We hear a lot about how mobile learning is bringing a sea change to how training is delivered using an LMS. Is it hype or really happening?
Like all binary questions involving eLearning, there is no simple yes or no answer. It depends on the type of training you are trying to deliver and the applications you are using.
Let’s look at the example of learning a language, which has four basic skill levels: listening comprehension, writing, reading and speaking.
There is a popular app on Google Play that advertises itself as teaching languages using small bite size lessons with gamification badges. It’s also free. Their pitch is that the app will not only save you a bundle, but it’s convenient. You can learn to read, speak and write a language on your smartphone on a coffee break.
These kinds of resource apps definitely have a place in electronic learning.
Here’s an example. A group of us in a Spanish language discussion class were meeting at a pub on a regular basis. There were native speakers at the table from various parts of the Spanish speaking world. Different vocabularies and ways of expressing the language were in play. We would use the app on occasion to settle discussions on which word might be appropriate in a given context.
There were also translation and bi-lingual dictionary apps that people carried around on their smartphones.
At the end of the day, we were leaning on electronic learning as a resource. All well and good when looking up a vocabulary word. But what about the nuances of the language—like the complicated use of the subjunctive tense, which trips up many a tongue and mind when learning Spanish?
Who better to discuss the use of subjunctive tense than a native Spanish speaker sitting at the table?
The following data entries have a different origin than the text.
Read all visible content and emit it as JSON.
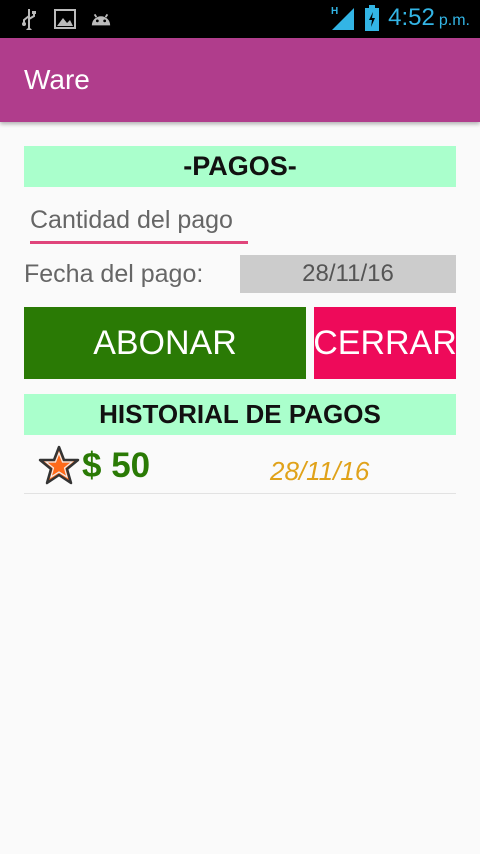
{
  "status_bar": {
    "time": "4:52",
    "ampm": "p.m.",
    "icons": [
      "usb-icon",
      "image-icon",
      "android-icon",
      "signal-icon",
      "battery-icon"
    ]
  },
  "app_bar": {
    "title": "Ware"
  },
  "pagos": {
    "header": "-PAGOS-",
    "amount_placeholder": "Cantidad del pago",
    "amount_value": "",
    "date_label": "Fecha del pago:",
    "date_value": "28/11/16"
  },
  "actions": {
    "abonar_label": "ABONAR",
    "cerrar_label": "CERRAR"
  },
  "historial": {
    "header": "HISTORIAL DE PAGOS",
    "items": [
      {
        "amount": "$ 50",
        "date": "28/11/16",
        "icon": "star-icon"
      }
    ]
  },
  "colors": {
    "app_bar": "#b03d8c",
    "header_bg": "#aaffcc",
    "abonar": "#2a7a05",
    "cerrar": "#ee0a5a",
    "date_text": "#e0a21a",
    "accent_underline": "#e0457b",
    "status_icons": "#33b5e5"
  }
}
One of them was an instructor from Argentina who happened to have a hand-out with fill-in-the blank statements and questions involving the subjunctive tense. Yes, old technology, but very useful particularly when delivered by an educator.
So, in a sense, we were using mobile technology as an adjunct to our conversation class in a blended learning setting. It was fun, interactive, and informal learning. And it worked for the speaking and listening comprehension part of the equation. But it would have worked even better if we had gone home and hopped onto the web in a formalised eLearning class in Spanish and practiced what we had just learned in a more structured context for the written part of the learning. We may even had taken an exam which would have given us instant feedback.
These type of instructor-led language classes are part of a group of learning subjects that can be delivered via Skype or any other technology that gives instant feedback. The reinforcement comes via an LMS.
So definitely download those mobile apps as an additional resource. They really do work and they are formatted to be delivered over the web on smart devices. No squeezing into a small space with a oversized LMS.